* Exercise directions
Within the listing below, locate all lines containing the word "icon". Copy each one.
*** Opening of Data supplied ***
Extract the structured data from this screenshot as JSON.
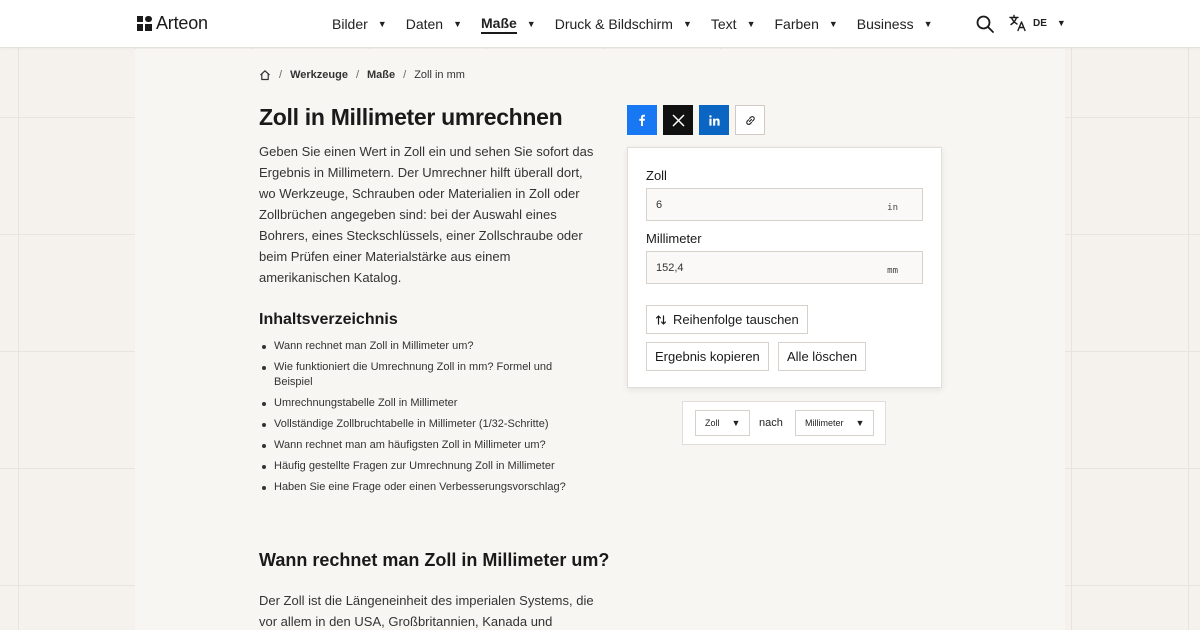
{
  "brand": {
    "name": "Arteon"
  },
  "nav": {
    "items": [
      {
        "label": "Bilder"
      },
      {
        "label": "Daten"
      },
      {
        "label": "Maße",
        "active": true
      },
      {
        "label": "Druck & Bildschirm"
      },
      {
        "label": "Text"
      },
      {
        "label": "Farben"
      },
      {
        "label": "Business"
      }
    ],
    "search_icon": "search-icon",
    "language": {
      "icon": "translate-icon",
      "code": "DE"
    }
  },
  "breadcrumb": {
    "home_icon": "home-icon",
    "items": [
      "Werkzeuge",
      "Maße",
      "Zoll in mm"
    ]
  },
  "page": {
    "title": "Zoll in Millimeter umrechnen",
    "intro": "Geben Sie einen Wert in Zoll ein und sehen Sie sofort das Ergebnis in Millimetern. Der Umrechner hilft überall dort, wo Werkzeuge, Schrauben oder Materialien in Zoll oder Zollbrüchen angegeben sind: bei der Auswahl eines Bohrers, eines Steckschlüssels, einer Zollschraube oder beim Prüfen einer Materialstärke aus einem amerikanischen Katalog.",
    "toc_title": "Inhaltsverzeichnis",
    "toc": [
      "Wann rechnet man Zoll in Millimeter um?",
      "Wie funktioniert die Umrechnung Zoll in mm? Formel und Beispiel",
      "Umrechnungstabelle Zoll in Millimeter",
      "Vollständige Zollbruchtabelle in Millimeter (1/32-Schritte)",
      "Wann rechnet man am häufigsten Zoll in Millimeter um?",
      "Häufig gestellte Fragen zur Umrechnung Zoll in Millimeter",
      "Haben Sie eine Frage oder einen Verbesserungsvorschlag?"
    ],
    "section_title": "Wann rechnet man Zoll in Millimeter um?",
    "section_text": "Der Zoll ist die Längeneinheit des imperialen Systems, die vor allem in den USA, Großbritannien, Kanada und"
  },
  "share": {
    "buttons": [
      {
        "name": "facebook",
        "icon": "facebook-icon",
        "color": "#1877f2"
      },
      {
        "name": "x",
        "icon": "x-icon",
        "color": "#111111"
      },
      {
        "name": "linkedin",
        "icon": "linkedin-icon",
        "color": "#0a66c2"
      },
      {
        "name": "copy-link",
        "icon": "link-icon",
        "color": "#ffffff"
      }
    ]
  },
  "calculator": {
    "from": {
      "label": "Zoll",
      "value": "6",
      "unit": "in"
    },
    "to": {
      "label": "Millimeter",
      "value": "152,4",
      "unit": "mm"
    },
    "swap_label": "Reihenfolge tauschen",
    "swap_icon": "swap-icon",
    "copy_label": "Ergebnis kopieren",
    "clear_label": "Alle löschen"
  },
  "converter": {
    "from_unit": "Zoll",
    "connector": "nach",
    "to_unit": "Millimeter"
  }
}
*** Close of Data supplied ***
* Response
    "search_icon": "search-icon",
      "icon": "translate-icon",
    "home_icon": "home-icon",
        "icon": "facebook-icon",
        "icon": "x-icon",
        "icon": "linkedin-icon",
        "icon": "link-icon",
    "swap_icon": "swap-icon",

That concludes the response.